SOURCE MATERIAL below:

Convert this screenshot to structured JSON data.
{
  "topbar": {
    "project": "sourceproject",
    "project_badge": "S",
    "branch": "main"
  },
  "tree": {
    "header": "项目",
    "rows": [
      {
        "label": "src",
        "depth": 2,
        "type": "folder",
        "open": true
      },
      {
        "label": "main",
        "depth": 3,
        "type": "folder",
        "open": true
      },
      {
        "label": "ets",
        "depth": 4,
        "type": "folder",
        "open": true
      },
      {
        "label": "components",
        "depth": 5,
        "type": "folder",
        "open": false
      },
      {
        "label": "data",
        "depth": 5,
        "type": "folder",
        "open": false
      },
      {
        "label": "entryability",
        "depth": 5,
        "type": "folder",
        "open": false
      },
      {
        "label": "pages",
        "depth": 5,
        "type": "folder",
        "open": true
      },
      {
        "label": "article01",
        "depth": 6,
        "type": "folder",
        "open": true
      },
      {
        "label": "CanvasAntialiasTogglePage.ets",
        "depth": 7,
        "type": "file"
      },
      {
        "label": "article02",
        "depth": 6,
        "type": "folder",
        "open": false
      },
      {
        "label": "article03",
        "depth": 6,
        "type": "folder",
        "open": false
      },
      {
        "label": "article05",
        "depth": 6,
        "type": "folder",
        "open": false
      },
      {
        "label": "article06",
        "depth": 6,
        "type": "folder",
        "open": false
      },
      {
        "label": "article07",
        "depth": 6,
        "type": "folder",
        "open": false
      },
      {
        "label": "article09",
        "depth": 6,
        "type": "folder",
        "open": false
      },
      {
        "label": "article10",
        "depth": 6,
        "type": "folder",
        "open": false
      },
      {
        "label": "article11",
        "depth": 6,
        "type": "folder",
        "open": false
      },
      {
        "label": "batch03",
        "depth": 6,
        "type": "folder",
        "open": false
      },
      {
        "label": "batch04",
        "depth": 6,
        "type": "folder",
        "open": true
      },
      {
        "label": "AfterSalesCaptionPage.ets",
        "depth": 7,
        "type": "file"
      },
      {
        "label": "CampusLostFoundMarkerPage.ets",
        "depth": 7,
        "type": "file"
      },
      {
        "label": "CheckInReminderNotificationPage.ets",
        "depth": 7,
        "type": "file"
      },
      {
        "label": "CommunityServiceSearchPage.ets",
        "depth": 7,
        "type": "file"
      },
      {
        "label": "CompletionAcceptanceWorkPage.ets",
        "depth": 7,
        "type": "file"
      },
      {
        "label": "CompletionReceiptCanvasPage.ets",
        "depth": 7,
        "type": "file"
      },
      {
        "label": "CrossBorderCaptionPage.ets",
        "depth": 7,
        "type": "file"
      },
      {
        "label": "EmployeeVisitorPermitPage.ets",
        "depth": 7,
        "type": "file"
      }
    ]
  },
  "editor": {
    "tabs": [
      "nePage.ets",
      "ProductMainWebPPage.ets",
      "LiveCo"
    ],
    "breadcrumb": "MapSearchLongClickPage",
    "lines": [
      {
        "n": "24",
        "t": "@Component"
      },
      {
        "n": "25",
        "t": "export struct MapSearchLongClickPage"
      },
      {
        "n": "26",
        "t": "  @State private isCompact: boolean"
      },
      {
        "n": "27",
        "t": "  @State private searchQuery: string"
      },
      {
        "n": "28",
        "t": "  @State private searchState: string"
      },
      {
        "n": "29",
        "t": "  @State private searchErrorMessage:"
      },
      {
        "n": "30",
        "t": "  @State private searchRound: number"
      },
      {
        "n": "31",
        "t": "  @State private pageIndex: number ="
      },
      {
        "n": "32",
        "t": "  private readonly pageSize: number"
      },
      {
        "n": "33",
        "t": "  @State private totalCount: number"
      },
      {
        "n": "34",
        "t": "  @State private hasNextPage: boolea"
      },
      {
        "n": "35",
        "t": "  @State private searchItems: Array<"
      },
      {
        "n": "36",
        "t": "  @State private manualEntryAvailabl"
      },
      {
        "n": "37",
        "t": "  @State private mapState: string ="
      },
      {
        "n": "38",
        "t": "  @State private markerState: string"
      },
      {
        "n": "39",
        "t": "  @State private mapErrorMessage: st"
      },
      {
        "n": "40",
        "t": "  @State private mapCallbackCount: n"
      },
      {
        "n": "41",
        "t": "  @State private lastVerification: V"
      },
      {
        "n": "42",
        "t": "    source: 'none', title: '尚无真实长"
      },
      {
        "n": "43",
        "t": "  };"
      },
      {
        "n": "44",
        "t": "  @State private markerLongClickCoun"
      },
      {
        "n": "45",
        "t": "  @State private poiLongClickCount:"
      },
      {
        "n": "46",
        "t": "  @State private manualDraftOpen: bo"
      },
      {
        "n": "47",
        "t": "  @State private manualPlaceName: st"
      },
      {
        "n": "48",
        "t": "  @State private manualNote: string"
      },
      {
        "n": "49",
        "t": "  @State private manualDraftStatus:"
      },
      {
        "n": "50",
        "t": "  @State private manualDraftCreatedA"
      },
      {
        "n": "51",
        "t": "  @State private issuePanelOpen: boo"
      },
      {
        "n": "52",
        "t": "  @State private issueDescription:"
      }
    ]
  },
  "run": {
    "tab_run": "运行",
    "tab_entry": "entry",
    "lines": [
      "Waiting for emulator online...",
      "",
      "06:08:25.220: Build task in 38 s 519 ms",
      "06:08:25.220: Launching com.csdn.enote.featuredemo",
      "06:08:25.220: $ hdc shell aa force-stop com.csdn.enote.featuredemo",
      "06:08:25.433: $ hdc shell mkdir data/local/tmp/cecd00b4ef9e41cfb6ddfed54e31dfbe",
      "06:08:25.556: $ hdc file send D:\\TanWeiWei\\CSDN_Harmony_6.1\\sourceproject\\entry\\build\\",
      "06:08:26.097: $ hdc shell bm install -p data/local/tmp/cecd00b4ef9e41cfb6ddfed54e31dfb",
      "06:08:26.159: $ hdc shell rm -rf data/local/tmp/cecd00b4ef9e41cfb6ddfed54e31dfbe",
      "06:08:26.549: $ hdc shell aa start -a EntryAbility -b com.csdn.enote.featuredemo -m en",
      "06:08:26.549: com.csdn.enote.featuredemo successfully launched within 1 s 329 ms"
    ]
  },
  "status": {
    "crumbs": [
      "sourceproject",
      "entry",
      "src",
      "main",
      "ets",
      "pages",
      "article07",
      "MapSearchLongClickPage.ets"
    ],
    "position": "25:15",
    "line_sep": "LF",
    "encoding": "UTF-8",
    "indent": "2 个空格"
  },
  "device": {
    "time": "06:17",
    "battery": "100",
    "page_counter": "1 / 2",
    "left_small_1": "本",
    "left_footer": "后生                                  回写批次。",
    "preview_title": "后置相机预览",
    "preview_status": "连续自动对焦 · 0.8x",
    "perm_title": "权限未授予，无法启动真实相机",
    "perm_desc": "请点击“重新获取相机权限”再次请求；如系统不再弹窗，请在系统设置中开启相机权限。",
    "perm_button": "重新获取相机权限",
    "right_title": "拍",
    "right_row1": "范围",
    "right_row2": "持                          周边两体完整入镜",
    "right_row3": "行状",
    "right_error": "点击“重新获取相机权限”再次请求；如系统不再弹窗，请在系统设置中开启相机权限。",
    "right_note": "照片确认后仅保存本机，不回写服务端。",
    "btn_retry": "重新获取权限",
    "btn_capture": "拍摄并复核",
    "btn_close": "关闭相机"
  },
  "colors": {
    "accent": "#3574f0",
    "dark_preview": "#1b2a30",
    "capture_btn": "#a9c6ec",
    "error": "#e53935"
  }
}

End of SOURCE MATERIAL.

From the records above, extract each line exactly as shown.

Convert this screenshot to structured JSON data.
{
  "topbar": {
    "project": "sourceproject",
    "project_badge": "S",
    "branch": "main"
  },
  "tree": {
    "header": "项目",
    "rows": [
      {
        "label": "src",
        "depth": 2,
        "type": "folder",
        "open": true
      },
      {
        "label": "main",
        "depth": 3,
        "type": "folder",
        "open": true
      },
      {
        "label": "ets",
        "depth": 4,
        "type": "folder",
        "open": true
      },
      {
        "label": "components",
        "depth": 5,
        "type": "folder",
        "open": false
      },
      {
        "label": "data",
        "depth": 5,
        "type": "folder",
        "open": false
      },
      {
        "label": "entryability",
        "depth": 5,
        "type": "folder",
        "open": false
      },
      {
        "label": "pages",
        "depth": 5,
        "type": "folder",
        "open": true
      },
      {
        "label": "article01",
        "depth": 6,
        "type": "folder",
        "open": true
      },
      {
        "label": "CanvasAntialiasTogglePage.ets",
        "depth": 7,
        "type": "file"
      },
      {
        "label": "article02",
        "depth": 6,
        "type": "folder",
        "open": false
      },
      {
        "label": "article03",
        "depth": 6,
        "type": "folder",
        "open": false
      },
      {
        "label": "article05",
        "depth": 6,
        "type": "folder",
        "open": false
      },
      {
        "label": "article06",
        "depth": 6,
        "type": "folder",
        "open": false
      },
      {
        "label": "article07",
        "depth": 6,
        "type": "folder",
        "open": false
      },
      {
        "label": "article09",
        "depth": 6,
        "type": "folder",
        "open": false
      },
      {
        "label": "article10",
        "depth": 6,
        "type": "folder",
        "open": false
      },
      {
        "label": "article11",
        "depth": 6,
        "type": "folder",
        "open": false
      },
      {
        "label": "batch03",
        "depth": 6,
        "type": "folder",
        "open": false
      },
      {
        "label": "batch04",
        "depth": 6,
        "type": "folder",
        "open": true
      },
      {
        "label": "AfterSalesCaptionPage.ets",
        "depth": 7,
        "type": "file"
      },
      {
        "label": "CampusLostFoundMarkerPage.ets",
        "depth": 7,
        "type": "file"
      },
      {
        "label": "CheckInReminderNotificationPage.ets",
        "depth": 7,
        "type": "file"
      },
      {
        "label": "CommunityServiceSearchPage.ets",
        "depth": 7,
        "type": "file"
      },
      {
        "label": "CompletionAcceptanceWorkPage.ets",
        "depth": 7,
        "type": "file"
      },
      {
        "label": "CompletionReceiptCanvasPage.ets",
        "depth": 7,
        "type": "file"
      },
      {
        "label": "CrossBorderCaptionPage.ets",
        "depth": 7,
        "type": "file"
      },
      {
        "label": "EmployeeVisitorPermitPage.ets",
        "depth": 7,
        "type": "file"
      }
    ]
  },
  "editor": {
    "tabs": [
      "nePage.ets",
      "ProductMainWebPPage.ets",
      "LiveCo"
    ],
    "breadcrumb": "MapSearchLongClickPage",
    "lines": [
      {
        "n": "24",
        "t": "@Component"
      },
      {
        "n": "25",
        "t": "export struct MapSearchLongClickPage"
      },
      {
        "n": "26",
        "t": "  @State private isCompact: boolean"
      },
      {
        "n": "27",
        "t": "  @State private searchQuery: string"
      },
      {
        "n": "28",
        "t": "  @State private searchState: string"
      },
      {
        "n": "29",
        "t": "  @State private searchErrorMessage:"
      },
      {
        "n": "30",
        "t": "  @State private searchRound: number"
      },
      {
        "n": "31",
        "t": "  @State private pageIndex: number ="
      },
      {
        "n": "32",
        "t": "  private readonly pageSize: number"
      },
      {
        "n": "33",
        "t": "  @State private totalCount: number"
      },
      {
        "n": "34",
        "t": "  @State private hasNextPage: boolea"
      },
      {
        "n": "35",
        "t": "  @State private searchItems: Array<"
      },
      {
        "n": "36",
        "t": "  @State private manualEntryAvailabl"
      },
      {
        "n": "37",
        "t": "  @State private mapState: string ="
      },
      {
        "n": "38",
        "t": "  @State private markerState: string"
      },
      {
        "n": "39",
        "t": "  @State private mapErrorMessage: st"
      },
      {
        "n": "40",
        "t": "  @State private mapCallbackCount: n"
      },
      {
        "n": "41",
        "t": "  @State private lastVerification: V"
      },
      {
        "n": "42",
        "t": "    source: 'none', title: '尚无真实长"
      },
      {
        "n": "43",
        "t": "  };"
      },
      {
        "n": "44",
        "t": "  @State private markerLongClickCoun"
      },
      {
        "n": "45",
        "t": "  @State private poiLongClickCount:"
      },
      {
        "n": "46",
        "t": "  @State private manualDraftOpen: bo"
      },
      {
        "n": "47",
        "t": "  @State private manualPlaceName: st"
      },
      {
        "n": "48",
        "t": "  @State private manualNote: string"
      },
      {
        "n": "49",
        "t": "  @State private manualDraftStatus:"
      },
      {
        "n": "50",
        "t": "  @State private manualDraftCreatedA"
      },
      {
        "n": "51",
        "t": "  @State private issuePanelOpen: boo"
      },
      {
        "n": "52",
        "t": "  @State private issueDescription:"
      }
    ]
  },
  "run": {
    "tab_run": "运行",
    "tab_entry": "entry",
    "lines": [
      "Waiting for emulator online...",
      "",
      "06:08:25.220: Build task in 38 s 519 ms",
      "06:08:25.220: Launching com.csdn.enote.featuredemo",
      "06:08:25.220: $ hdc shell aa force-stop com.csdn.enote.featuredemo",
      "06:08:25.433: $ hdc shell mkdir data/local/tmp/cecd00b4ef9e41cfb6ddfed54e31dfbe",
      "06:08:25.556: $ hdc file send D:\\TanWeiWei\\CSDN_Harmony_6.1\\sourceproject\\entry\\build\\",
      "06:08:26.097: $ hdc shell bm install -p data/local/tmp/cecd00b4ef9e41cfb6ddfed54e31dfb",
      "06:08:26.159: $ hdc shell rm -rf data/local/tmp/cecd00b4ef9e41cfb6ddfed54e31dfbe",
      "06:08:26.549: $ hdc shell aa start -a EntryAbility -b com.csdn.enote.featuredemo -m en",
      "06:08:26.549: com.csdn.enote.featuredemo successfully launched within 1 s 329 ms"
    ]
  },
  "status": {
    "crumbs": [
      "sourceproject",
      "entry",
      "src",
      "main",
      "ets",
      "pages",
      "article07",
      "MapSearchLongClickPage.ets"
    ],
    "position": "25:15",
    "line_sep": "LF",
    "encoding": "UTF-8",
    "indent": "2 个空格"
  },
  "device": {
    "time": "06:17",
    "battery": "100",
    "page_counter": "1 / 2",
    "left_small_1": "本",
    "left_footer": "后生                                  回写批次。",
    "preview_title": "后置相机预览",
    "preview_status": "连续自动对焦 · 0.8x",
    "perm_title": "权限未授予，无法启动真实相机",
    "perm_desc": "请点击“重新获取相机权限”再次请求；如系统不再弹窗，请在系统设置中开启相机权限。",
    "perm_button": "重新获取相机权限",
    "right_title": "拍",
    "right_row1": "范围",
    "right_row2": "持                          周边两体完整入镜",
    "right_row3": "行状",
    "right_error": "点击“重新获取相机权限”再次请求；如系统不再弹窗，请在系统设置中开启相机权限。",
    "right_note": "照片确认后仅保存本机，不回写服务端。",
    "btn_retry": "重新获取权限",
    "btn_capture": "拍摄并复核",
    "btn_close": "关闭相机"
  },
  "colors": {
    "accent": "#3574f0",
    "dark_preview": "#1b2a30",
    "capture_btn": "#a9c6ec",
    "error": "#e53935"
  }
}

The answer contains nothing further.